Exercise objective. State how many lines below hold the word "JSON". Give that number and no other text.

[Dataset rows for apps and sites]
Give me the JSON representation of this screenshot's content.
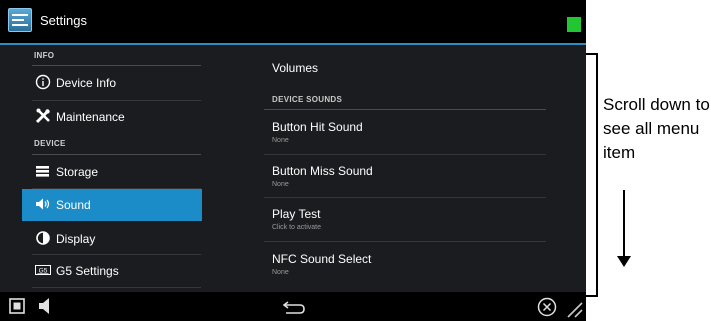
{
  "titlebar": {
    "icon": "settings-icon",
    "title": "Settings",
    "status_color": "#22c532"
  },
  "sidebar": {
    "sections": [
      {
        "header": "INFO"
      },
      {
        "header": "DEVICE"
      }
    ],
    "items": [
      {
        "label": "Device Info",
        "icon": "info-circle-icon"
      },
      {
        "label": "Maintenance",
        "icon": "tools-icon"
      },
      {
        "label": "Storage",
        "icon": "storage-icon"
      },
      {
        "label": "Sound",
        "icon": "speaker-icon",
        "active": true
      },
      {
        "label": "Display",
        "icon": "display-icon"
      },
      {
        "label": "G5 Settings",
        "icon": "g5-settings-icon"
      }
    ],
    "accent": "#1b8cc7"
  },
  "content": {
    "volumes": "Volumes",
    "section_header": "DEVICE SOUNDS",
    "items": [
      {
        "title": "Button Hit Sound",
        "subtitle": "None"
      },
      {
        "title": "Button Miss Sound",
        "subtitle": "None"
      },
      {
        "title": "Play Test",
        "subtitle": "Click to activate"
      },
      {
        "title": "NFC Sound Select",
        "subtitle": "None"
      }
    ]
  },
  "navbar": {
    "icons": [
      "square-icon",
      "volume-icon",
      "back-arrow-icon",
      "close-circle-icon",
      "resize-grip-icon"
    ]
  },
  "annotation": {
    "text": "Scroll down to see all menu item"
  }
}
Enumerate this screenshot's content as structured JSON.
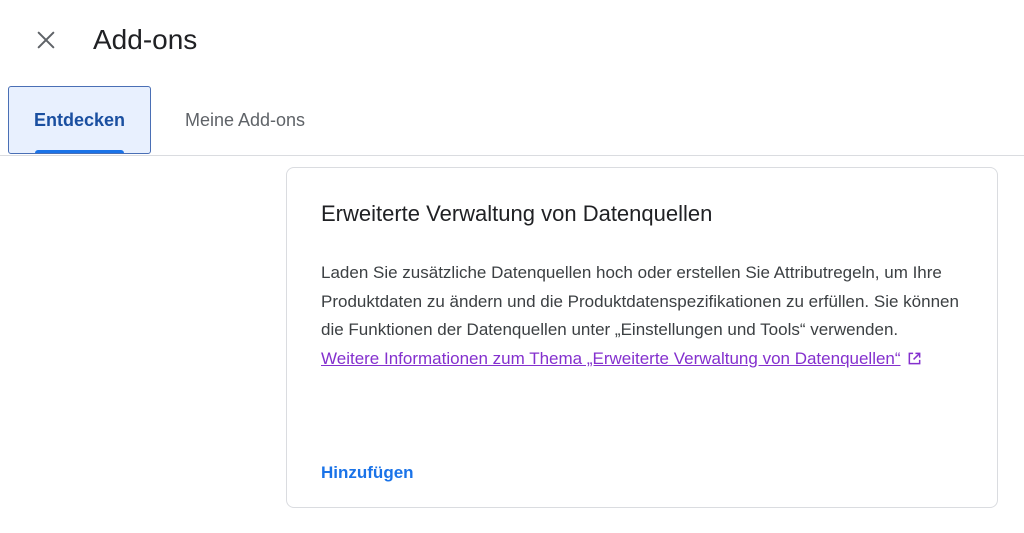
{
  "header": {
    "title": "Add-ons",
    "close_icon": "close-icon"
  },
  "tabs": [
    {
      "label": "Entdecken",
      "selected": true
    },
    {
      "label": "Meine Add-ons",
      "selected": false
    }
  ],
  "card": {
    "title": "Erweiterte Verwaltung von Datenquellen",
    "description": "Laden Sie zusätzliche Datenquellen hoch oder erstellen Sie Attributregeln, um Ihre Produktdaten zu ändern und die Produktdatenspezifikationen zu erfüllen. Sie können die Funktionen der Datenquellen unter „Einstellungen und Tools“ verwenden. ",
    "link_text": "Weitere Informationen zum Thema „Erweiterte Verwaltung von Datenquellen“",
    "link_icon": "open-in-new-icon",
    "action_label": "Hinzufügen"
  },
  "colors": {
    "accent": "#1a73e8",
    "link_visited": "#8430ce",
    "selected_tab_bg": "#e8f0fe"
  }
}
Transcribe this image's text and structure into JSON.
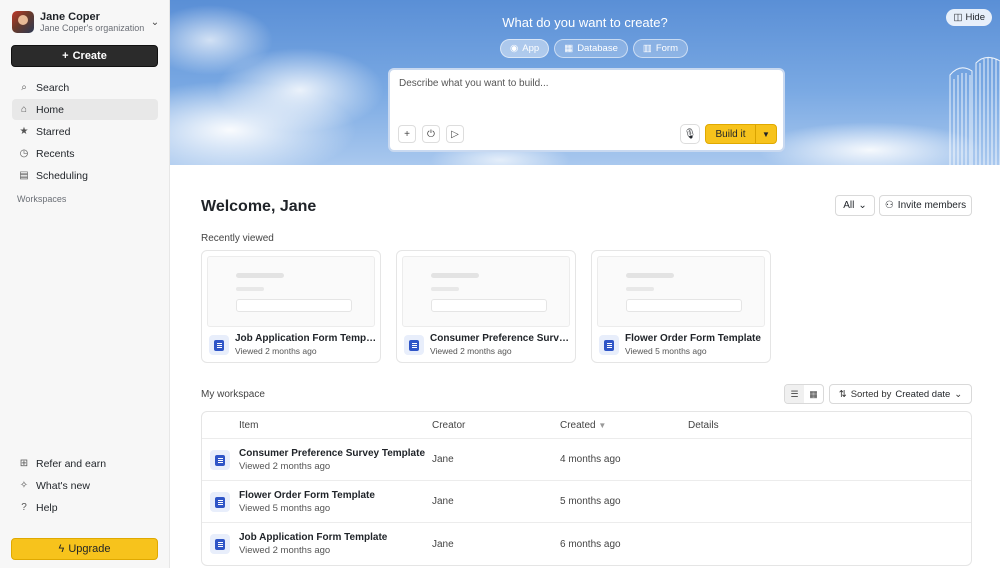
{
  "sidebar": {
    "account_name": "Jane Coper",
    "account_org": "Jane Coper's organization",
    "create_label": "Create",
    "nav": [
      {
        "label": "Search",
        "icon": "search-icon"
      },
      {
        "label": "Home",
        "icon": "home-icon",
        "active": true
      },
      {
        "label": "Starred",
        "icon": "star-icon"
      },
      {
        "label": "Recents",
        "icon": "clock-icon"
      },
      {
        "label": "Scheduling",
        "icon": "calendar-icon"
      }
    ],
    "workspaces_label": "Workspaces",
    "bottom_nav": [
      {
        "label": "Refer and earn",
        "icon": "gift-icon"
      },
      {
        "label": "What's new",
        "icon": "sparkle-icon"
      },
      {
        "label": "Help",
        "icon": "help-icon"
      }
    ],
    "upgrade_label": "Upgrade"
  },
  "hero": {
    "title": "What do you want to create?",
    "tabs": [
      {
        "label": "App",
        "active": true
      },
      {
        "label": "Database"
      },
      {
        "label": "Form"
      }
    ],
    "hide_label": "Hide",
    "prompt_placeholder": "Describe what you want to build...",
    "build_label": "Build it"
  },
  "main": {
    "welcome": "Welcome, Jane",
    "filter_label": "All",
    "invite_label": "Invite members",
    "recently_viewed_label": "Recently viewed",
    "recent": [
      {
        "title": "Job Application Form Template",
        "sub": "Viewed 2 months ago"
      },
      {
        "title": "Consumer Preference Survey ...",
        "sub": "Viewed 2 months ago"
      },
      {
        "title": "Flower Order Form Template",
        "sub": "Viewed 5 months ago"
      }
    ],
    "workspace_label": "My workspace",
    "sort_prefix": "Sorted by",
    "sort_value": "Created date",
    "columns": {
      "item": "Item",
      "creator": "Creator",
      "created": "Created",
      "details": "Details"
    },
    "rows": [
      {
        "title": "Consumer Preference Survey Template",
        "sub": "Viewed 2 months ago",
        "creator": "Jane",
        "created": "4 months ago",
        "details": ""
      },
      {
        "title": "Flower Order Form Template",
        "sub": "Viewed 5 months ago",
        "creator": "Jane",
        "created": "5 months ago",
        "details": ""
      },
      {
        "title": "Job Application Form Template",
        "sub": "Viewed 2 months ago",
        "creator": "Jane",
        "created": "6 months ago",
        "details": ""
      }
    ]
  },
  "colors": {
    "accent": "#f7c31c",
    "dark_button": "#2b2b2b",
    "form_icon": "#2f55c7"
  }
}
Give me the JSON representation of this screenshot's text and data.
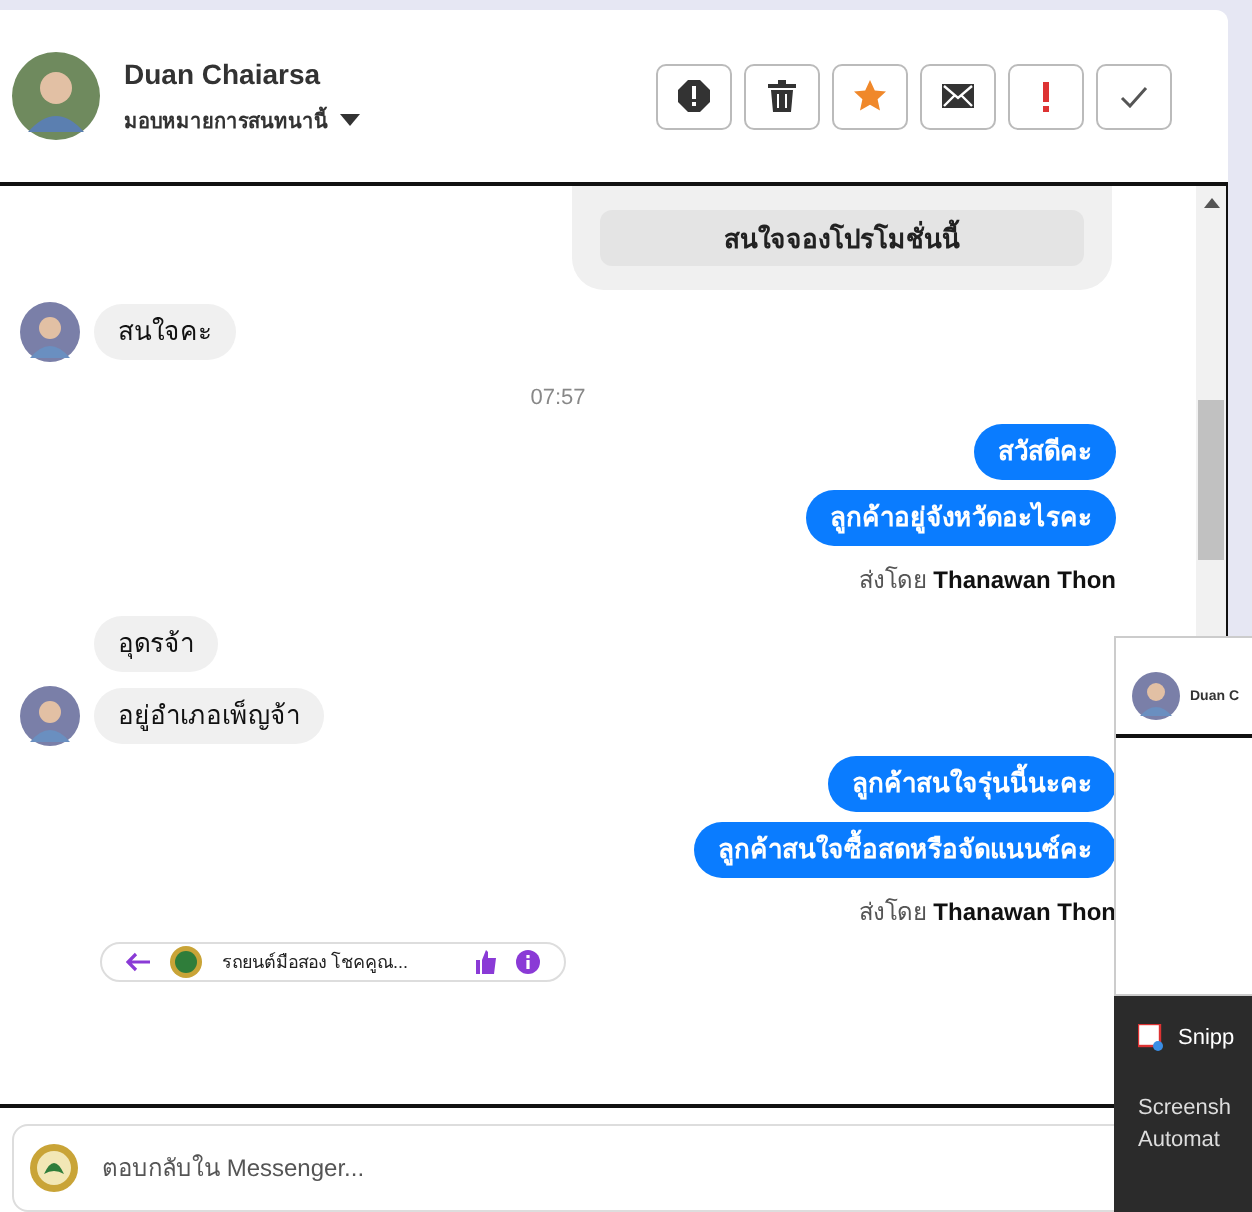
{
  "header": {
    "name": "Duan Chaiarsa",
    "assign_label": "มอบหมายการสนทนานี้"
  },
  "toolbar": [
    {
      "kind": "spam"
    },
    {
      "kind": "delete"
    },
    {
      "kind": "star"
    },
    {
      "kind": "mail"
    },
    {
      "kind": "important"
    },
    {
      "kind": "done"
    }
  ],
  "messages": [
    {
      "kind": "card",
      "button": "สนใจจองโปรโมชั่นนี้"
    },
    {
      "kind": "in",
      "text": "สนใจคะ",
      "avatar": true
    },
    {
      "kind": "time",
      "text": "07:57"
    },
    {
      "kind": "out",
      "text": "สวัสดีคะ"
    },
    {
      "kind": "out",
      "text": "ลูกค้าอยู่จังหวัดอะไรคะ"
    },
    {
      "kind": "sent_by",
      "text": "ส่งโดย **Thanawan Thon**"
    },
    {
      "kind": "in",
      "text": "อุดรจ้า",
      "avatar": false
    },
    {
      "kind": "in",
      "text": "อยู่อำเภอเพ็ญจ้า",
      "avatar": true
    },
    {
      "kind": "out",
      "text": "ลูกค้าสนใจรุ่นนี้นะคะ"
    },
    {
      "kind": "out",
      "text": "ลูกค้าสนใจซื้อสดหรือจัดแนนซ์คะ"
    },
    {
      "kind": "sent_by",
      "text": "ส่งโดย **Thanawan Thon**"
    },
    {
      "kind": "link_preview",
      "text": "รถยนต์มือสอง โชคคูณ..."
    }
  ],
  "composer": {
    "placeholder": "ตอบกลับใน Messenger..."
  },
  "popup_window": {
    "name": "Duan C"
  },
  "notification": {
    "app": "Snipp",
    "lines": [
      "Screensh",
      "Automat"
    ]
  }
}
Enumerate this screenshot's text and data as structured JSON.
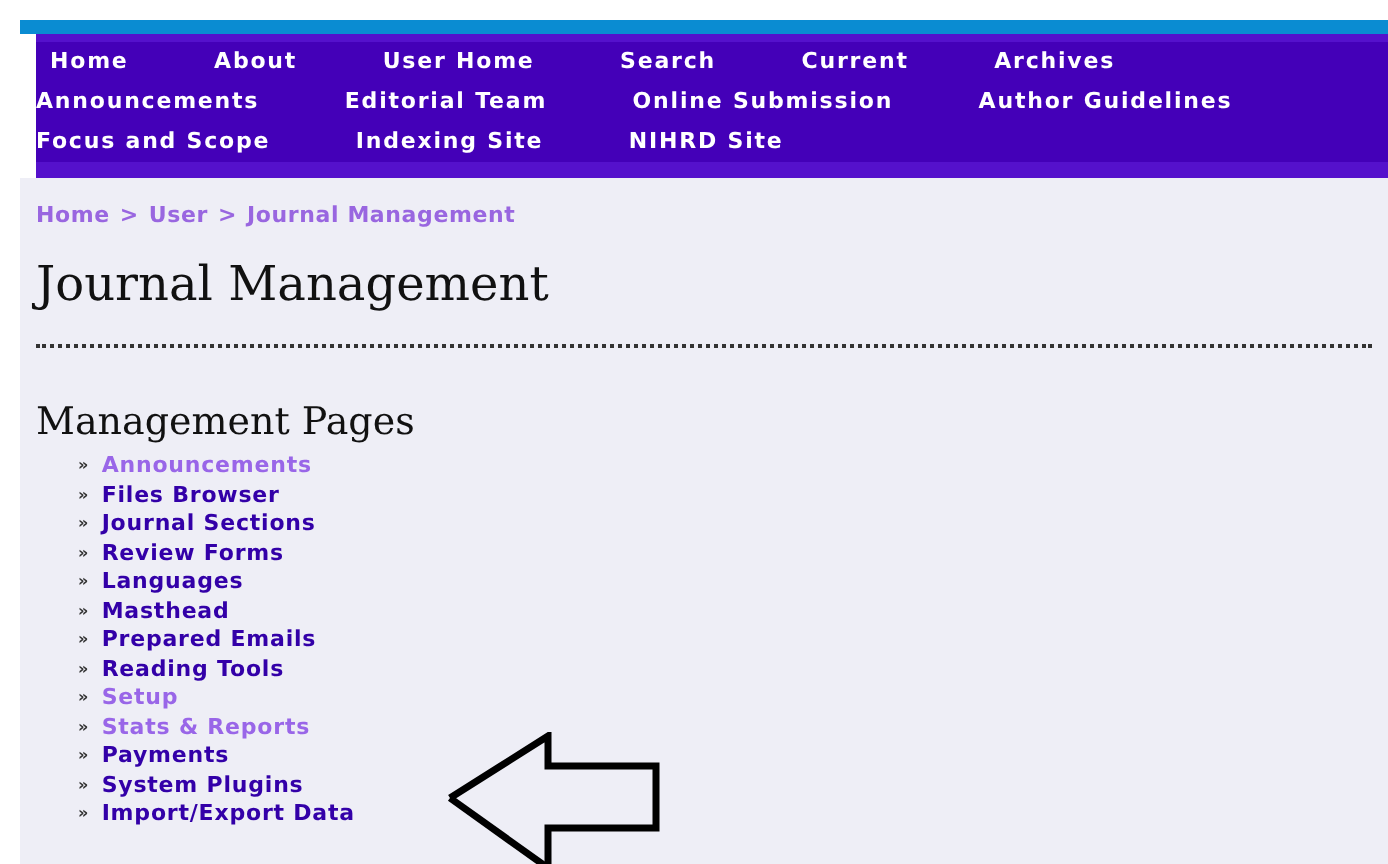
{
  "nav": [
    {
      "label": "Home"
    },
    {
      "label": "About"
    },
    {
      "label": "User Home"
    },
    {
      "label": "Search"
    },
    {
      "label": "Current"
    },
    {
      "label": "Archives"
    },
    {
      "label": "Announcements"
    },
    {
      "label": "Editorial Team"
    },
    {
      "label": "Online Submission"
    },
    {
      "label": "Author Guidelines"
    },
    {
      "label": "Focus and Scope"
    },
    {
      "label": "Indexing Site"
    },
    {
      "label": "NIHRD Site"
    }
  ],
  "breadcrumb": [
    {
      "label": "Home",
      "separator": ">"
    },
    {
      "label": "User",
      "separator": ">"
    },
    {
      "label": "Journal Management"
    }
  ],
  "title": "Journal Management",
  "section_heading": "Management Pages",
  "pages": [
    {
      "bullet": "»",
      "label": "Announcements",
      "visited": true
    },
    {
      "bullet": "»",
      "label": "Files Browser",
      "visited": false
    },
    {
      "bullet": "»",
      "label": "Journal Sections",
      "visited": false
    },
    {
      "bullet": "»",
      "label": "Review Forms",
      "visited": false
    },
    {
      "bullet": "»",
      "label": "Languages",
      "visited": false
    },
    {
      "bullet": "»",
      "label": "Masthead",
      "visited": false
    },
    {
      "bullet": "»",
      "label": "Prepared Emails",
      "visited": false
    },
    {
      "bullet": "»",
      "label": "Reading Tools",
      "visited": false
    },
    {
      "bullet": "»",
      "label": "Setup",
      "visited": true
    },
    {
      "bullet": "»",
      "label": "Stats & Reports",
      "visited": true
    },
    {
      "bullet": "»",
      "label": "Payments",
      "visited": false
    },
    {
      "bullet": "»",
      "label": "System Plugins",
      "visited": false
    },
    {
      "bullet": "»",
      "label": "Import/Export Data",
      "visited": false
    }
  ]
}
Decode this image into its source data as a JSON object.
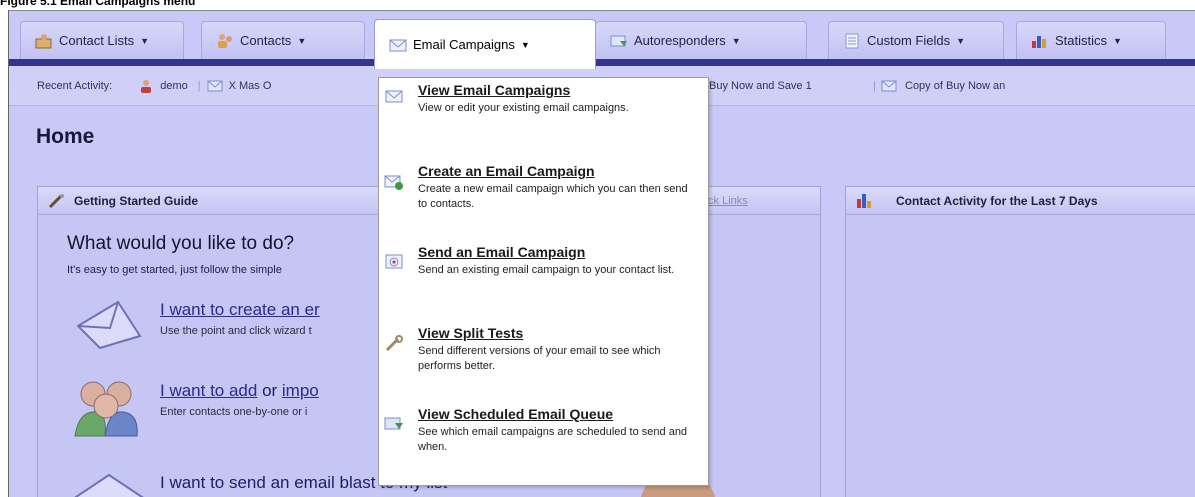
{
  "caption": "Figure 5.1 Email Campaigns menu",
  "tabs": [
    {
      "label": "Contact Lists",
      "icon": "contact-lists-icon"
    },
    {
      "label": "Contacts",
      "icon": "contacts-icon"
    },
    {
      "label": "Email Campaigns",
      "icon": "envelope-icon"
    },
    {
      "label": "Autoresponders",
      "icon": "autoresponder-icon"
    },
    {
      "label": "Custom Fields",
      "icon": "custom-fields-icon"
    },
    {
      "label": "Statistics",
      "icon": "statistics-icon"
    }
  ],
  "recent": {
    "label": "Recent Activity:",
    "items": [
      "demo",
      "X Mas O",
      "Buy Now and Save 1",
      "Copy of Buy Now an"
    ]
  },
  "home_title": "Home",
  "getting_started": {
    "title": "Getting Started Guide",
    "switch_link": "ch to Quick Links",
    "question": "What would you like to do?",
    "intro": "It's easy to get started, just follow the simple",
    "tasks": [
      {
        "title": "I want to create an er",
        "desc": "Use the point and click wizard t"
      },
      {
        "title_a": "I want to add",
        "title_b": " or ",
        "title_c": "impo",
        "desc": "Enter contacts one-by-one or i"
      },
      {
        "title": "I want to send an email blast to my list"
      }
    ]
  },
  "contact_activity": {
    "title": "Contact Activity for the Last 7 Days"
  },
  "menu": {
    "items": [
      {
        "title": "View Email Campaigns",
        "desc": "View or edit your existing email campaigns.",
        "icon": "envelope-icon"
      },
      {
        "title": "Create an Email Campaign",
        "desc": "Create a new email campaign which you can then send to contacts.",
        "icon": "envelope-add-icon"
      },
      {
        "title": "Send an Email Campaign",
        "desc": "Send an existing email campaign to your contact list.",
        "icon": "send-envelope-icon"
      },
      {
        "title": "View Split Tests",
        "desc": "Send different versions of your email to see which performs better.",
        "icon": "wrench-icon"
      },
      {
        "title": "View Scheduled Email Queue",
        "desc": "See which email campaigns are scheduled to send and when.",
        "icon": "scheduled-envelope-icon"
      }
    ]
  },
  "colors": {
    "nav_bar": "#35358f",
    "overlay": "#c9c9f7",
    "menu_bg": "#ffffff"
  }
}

Exercise answer. 6